**The records**
★ ★ ★ ★ ★ ★ ★

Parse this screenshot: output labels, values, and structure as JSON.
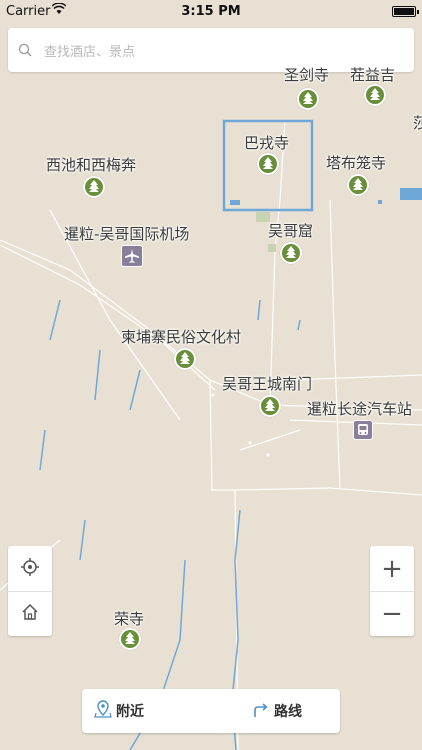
{
  "status_bar": {
    "carrier": "Carrier",
    "time": "3:15 PM"
  },
  "search": {
    "placeholder": "查找酒店、景点"
  },
  "map": {
    "pois": [
      {
        "label": "圣剑寺",
        "icon": "tree-icon"
      },
      {
        "label": "茬益吉",
        "icon": "tree-icon"
      },
      {
        "label": "巴戎寺",
        "icon": "tree-icon"
      },
      {
        "label": "西池和西梅奔",
        "icon": "tree-icon"
      },
      {
        "label": "塔布笼寺",
        "icon": "tree-icon"
      },
      {
        "label": "暹粒-吴哥国际机场",
        "icon": "airport-icon"
      },
      {
        "label": "吴哥窟",
        "icon": "tree-icon"
      },
      {
        "label": "柬埔寨民俗文化村",
        "icon": "tree-icon"
      },
      {
        "label": "吴哥王城南门",
        "icon": "tree-icon"
      },
      {
        "label": "暹粒长途汽车站",
        "icon": "bus-icon"
      },
      {
        "label": "荣寺",
        "icon": "tree-icon"
      }
    ],
    "edge_label": "莎",
    "colors": {
      "land": "#e8e1d3",
      "road": "#ffffff",
      "water": "#6fa8d8",
      "park": "#6a8f3a",
      "highlight": "#6fa8d8"
    }
  },
  "controls": {
    "locate_icon": "locate-icon",
    "home_icon": "home-icon",
    "zoom_in": "+",
    "zoom_out": "−"
  },
  "bottom_bar": {
    "nearby_label": "附近",
    "route_label": "路线"
  }
}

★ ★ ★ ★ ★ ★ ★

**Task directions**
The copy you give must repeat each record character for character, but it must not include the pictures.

**Solution for this problem**
Parse this screenshot: output labels, values, and structure as JSON.
{
  "status_bar": {
    "carrier": "Carrier",
    "time": "3:15 PM"
  },
  "search": {
    "placeholder": "查找酒店、景点"
  },
  "map": {
    "pois": [
      {
        "label": "圣剑寺",
        "icon": "tree-icon"
      },
      {
        "label": "茬益吉",
        "icon": "tree-icon"
      },
      {
        "label": "巴戎寺",
        "icon": "tree-icon"
      },
      {
        "label": "西池和西梅奔",
        "icon": "tree-icon"
      },
      {
        "label": "塔布笼寺",
        "icon": "tree-icon"
      },
      {
        "label": "暹粒-吴哥国际机场",
        "icon": "airport-icon"
      },
      {
        "label": "吴哥窟",
        "icon": "tree-icon"
      },
      {
        "label": "柬埔寨民俗文化村",
        "icon": "tree-icon"
      },
      {
        "label": "吴哥王城南门",
        "icon": "tree-icon"
      },
      {
        "label": "暹粒长途汽车站",
        "icon": "bus-icon"
      },
      {
        "label": "荣寺",
        "icon": "tree-icon"
      }
    ],
    "edge_label": "莎",
    "colors": {
      "land": "#e8e1d3",
      "road": "#ffffff",
      "water": "#6fa8d8",
      "park": "#6a8f3a",
      "highlight": "#6fa8d8"
    }
  },
  "controls": {
    "locate_icon": "locate-icon",
    "home_icon": "home-icon",
    "zoom_in": "+",
    "zoom_out": "−"
  },
  "bottom_bar": {
    "nearby_label": "附近",
    "route_label": "路线"
  }
}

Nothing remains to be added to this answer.